Give back a single figure: the number of lines in the entries below that contain "traffic".

____ DATASET CONTENT

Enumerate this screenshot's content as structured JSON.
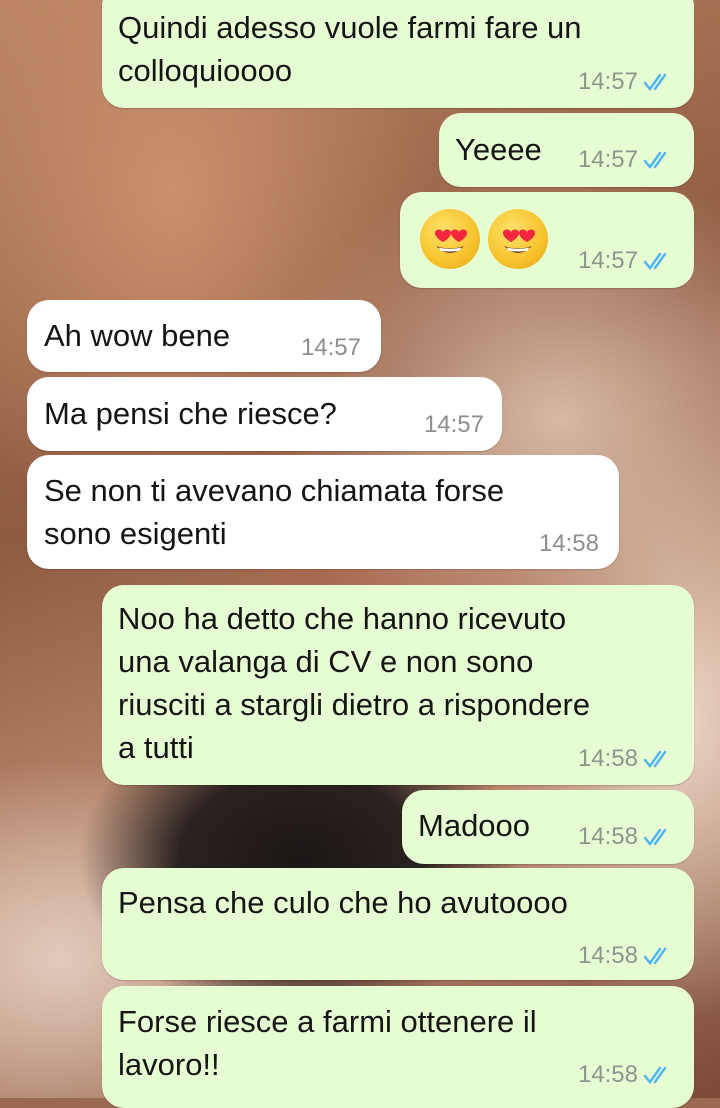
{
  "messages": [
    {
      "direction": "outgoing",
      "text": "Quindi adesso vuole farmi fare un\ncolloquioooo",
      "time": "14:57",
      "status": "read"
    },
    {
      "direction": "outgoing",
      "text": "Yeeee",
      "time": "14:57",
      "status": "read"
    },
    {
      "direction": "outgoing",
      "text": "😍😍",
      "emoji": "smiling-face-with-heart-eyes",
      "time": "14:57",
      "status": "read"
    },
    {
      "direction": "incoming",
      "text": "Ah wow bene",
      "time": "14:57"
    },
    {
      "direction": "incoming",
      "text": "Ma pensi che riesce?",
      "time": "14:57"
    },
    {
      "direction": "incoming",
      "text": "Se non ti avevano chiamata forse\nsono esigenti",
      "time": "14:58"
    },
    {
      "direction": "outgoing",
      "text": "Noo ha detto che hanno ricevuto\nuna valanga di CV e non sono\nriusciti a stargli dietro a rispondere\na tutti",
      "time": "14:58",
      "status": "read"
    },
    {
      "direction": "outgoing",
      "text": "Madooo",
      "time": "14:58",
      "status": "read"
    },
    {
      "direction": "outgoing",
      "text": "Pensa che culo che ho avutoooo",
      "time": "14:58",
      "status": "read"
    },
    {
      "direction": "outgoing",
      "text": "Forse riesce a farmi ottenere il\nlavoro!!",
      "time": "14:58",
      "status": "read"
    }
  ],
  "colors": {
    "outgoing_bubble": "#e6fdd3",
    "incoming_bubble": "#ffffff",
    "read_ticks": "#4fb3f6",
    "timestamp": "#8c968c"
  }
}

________
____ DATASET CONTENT

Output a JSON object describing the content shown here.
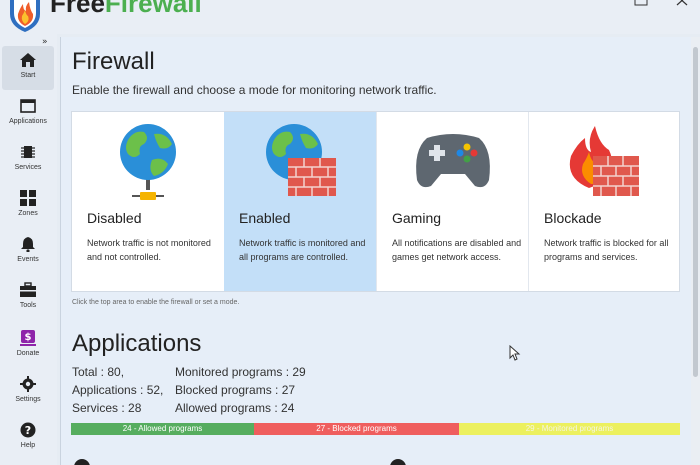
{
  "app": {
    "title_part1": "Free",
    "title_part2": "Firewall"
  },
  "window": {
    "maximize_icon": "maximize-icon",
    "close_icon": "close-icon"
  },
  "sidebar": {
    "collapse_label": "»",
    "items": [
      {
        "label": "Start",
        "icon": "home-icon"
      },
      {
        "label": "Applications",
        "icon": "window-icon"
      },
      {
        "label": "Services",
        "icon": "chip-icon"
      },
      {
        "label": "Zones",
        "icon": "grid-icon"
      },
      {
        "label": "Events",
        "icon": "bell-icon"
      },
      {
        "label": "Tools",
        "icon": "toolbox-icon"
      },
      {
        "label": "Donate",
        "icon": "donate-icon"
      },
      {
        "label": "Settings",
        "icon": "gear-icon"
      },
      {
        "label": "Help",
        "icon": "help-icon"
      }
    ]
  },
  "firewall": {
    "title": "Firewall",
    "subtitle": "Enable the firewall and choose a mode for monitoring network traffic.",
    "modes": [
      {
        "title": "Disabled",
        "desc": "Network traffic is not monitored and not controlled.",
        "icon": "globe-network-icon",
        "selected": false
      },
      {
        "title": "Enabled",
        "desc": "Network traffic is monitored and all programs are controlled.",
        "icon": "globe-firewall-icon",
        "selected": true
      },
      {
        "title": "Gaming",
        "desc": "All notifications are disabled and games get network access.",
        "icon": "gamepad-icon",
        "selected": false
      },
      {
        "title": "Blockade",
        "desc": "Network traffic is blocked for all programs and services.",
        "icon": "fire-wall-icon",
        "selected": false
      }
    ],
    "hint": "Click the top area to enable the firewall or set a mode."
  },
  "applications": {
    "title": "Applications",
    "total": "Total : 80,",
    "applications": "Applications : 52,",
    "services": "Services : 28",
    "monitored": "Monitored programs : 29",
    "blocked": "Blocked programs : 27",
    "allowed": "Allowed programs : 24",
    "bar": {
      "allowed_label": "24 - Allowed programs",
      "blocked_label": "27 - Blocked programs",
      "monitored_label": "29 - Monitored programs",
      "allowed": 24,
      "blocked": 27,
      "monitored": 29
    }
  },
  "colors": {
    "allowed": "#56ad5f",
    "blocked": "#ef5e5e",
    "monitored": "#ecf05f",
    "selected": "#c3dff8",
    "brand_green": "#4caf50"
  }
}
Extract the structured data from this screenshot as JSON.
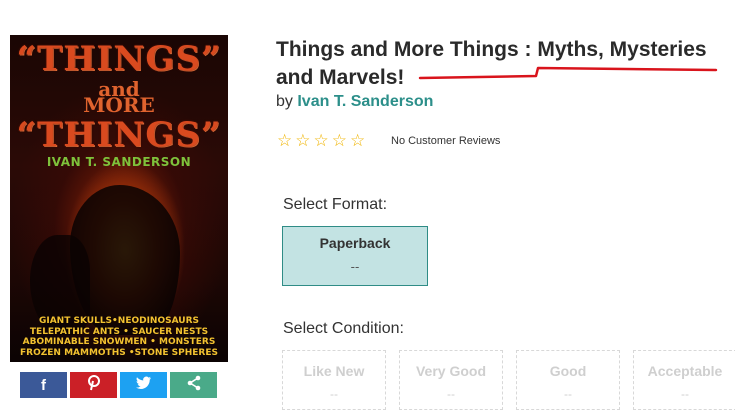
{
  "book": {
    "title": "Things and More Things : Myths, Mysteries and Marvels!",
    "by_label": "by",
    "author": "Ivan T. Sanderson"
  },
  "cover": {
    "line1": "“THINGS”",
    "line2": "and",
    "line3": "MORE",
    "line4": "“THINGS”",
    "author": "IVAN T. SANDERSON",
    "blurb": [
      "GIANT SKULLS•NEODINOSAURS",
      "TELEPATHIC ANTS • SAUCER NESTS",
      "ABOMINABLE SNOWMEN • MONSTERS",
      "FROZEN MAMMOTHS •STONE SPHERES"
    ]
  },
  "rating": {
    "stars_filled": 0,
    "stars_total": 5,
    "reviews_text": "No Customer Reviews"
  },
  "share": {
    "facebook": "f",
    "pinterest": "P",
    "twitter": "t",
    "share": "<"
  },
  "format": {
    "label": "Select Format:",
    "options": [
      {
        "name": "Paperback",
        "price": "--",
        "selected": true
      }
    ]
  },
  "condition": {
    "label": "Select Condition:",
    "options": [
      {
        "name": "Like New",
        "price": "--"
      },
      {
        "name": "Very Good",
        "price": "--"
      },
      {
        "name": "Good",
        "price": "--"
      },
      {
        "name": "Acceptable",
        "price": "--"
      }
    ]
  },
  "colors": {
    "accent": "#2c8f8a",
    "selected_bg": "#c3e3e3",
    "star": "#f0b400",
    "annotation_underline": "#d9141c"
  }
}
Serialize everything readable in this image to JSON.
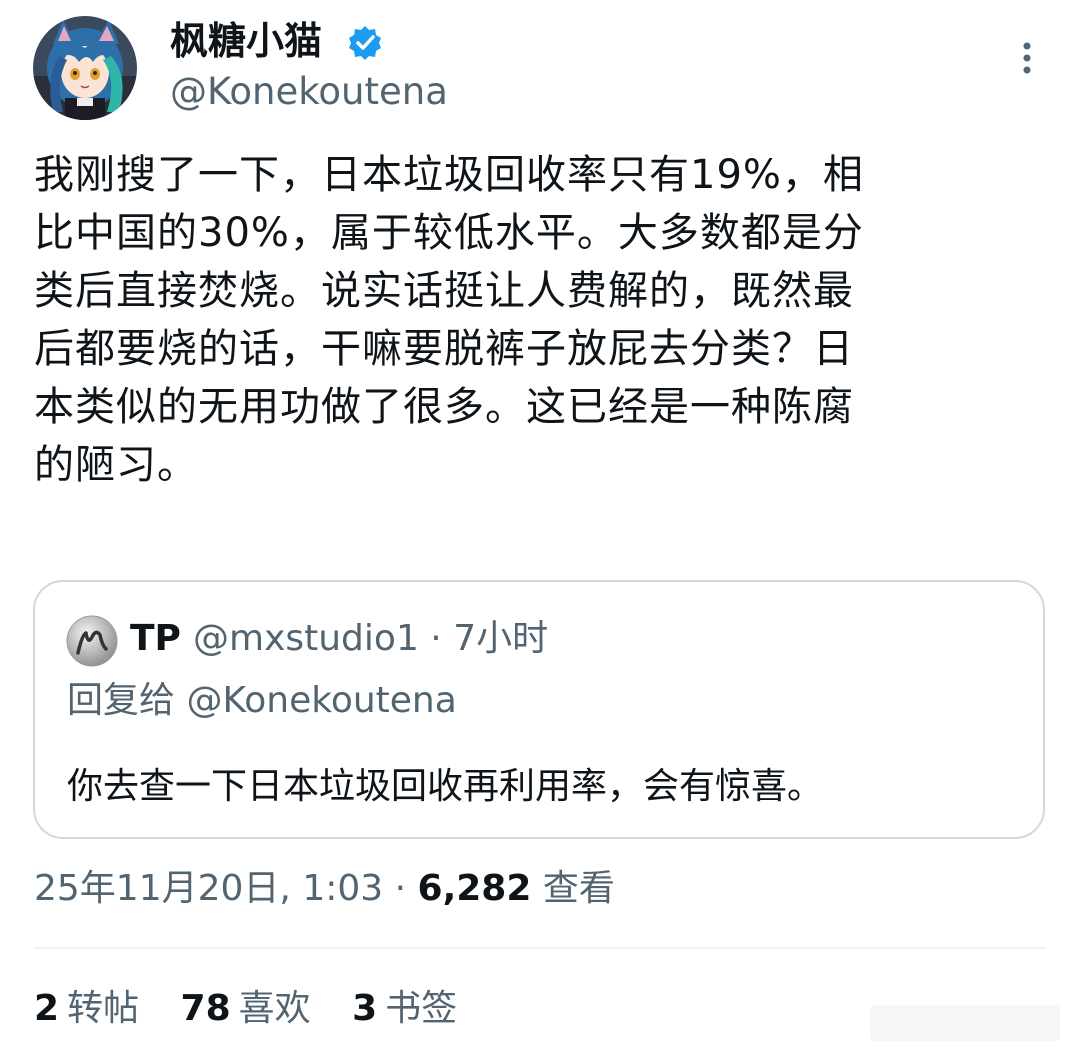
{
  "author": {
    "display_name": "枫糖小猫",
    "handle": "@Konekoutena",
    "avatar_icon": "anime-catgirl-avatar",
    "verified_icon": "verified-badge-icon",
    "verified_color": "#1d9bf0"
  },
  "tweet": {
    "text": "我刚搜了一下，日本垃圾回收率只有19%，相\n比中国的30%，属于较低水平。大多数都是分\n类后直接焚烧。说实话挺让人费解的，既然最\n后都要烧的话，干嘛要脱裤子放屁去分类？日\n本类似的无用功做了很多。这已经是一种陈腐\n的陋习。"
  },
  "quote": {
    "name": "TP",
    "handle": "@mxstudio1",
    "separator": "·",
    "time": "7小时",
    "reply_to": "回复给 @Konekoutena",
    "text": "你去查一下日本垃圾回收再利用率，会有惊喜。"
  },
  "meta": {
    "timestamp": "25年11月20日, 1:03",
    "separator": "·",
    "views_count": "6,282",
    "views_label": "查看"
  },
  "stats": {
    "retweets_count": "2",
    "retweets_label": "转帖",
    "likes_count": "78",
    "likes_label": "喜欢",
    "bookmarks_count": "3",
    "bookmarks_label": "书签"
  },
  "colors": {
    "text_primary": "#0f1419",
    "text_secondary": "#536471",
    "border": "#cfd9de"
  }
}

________

◆ SOLUTION FOR THIS PROBLEM: 4